Wouldn’t it be more interesting to instead ask, What are your plans for the Fall? What will you do? Where will you go? What will you accomplish? These sorts of questions are just as good a starting point for conversation, just as effective a means of connecting. The difference, of course, is that they are based not in the past but in the immediate future. It’s like the difference between hanging out at the rear of a boat, staring at the familiar shores you’ve left behind, and standing alert at the front, eagerly anticipating the shores to come.

In truth, it’s quite compelling to focus on the past. Whether we’re resting on our laurels for prior accomplishments or berating ourselves for past mistakes, there is a certain ease of familiarity about days gone by. Been there, done that. It may not be exciting anymore but, hey, it’s what we know.

The problem is that staying rooted in the past makes it awfully difficult to forge ahead. You simply can’t look backward and forward at the same time. While it’s perfectly okay and even advisable to reflect on past achievements and errors, you just cannot allow yourself to remain mired in your own history. The way to move forward is, well, to move forward. Chart a course and start sail. Take in all the wonders that lie ahead. Steer clear of the hazards. With both eyes focused on what’s before you, you can make sound decisions and take meaningful steps toward achieving your goals.

While you’re at it, why not move your relationships forward in a similar way? Had a bad encounter with a coworker last month? Let it go. Clean the slate and see how much easier it is to work together without all that resentment forming a wedge between you. Argued with your spouse before work? Take a deep breath and then release the pent up anger. You’ll be more productive – and a lot less irritable – throughout the day.

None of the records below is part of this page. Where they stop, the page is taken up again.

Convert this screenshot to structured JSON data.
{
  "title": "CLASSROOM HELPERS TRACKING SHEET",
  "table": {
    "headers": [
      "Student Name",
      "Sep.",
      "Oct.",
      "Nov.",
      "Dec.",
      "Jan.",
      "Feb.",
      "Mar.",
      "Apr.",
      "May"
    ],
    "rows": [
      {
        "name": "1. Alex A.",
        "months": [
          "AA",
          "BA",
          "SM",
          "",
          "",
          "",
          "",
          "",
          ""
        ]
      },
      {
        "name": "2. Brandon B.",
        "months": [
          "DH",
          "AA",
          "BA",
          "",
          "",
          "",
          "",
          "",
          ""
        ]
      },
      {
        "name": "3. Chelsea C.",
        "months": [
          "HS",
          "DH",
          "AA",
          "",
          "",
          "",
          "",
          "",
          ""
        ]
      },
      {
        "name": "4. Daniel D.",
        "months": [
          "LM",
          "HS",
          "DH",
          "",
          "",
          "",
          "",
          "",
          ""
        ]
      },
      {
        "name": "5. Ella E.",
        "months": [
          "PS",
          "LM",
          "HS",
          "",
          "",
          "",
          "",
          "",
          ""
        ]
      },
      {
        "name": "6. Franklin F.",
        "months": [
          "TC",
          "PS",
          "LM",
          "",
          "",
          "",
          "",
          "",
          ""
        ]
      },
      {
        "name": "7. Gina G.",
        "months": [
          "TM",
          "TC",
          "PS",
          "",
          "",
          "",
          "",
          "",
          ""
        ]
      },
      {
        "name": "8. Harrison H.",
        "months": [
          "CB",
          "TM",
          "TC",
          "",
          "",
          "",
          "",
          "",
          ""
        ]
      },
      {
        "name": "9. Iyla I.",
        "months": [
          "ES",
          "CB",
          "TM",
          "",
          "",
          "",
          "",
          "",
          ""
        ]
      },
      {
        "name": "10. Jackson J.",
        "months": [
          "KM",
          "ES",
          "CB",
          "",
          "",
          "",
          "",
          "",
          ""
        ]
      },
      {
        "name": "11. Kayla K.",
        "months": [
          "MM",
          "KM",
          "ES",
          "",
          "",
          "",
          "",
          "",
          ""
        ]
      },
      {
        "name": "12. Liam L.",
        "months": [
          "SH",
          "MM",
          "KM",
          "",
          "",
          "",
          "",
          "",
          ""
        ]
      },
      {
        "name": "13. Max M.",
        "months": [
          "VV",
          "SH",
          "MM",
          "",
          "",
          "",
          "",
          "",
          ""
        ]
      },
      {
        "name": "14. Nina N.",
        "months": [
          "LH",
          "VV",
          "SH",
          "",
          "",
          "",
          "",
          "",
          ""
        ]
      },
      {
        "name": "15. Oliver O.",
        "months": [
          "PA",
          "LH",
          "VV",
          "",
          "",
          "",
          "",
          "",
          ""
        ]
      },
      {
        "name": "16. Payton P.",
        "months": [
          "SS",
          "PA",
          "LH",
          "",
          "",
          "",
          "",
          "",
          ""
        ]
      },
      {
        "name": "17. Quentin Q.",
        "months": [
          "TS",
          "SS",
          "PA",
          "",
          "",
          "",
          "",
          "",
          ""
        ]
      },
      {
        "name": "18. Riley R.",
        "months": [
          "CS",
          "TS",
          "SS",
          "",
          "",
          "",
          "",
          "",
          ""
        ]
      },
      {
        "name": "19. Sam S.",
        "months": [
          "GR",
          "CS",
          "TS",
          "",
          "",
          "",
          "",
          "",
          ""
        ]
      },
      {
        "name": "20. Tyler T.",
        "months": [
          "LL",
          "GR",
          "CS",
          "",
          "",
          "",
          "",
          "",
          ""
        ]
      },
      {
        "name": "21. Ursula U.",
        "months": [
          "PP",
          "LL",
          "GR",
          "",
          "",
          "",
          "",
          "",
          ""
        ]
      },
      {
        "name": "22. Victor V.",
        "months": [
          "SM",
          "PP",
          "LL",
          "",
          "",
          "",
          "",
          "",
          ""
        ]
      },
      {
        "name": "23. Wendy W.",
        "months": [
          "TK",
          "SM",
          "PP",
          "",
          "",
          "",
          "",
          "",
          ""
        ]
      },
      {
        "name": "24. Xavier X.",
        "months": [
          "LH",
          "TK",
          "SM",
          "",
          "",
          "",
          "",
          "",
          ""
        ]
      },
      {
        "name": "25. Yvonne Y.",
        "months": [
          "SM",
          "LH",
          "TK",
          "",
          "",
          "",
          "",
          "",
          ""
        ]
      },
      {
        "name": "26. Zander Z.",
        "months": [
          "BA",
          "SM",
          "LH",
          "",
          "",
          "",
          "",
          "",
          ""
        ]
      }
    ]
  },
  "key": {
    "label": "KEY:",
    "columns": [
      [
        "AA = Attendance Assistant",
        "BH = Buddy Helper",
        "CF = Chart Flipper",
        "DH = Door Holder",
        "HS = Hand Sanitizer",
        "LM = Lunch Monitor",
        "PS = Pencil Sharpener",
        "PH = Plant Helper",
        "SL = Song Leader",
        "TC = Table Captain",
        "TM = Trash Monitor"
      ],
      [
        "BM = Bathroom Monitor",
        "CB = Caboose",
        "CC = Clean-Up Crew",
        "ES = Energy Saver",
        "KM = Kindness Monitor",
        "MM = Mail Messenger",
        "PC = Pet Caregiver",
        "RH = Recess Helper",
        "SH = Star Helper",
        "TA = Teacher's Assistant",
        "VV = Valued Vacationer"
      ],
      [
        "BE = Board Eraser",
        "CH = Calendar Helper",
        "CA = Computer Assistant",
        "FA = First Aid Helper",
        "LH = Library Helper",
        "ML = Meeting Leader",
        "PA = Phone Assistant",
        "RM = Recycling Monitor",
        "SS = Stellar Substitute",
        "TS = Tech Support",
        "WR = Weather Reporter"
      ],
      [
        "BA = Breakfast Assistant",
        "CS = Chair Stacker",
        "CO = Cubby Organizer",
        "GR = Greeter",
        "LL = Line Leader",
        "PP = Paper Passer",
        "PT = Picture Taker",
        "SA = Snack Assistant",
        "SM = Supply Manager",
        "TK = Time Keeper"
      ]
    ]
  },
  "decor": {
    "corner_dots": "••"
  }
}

Hey, you may actually look forward to seeing your spouse again at the end of the day - instead of dreading an unpleasant continuation of the morning’s battle.

As the trees release their summer foliage in preparation for the months ahead, reflect upon the value of letting go. Set your sites on what lies ahead and move toward it with confidence and conviction. I assure you, you’ll be better off for doing so.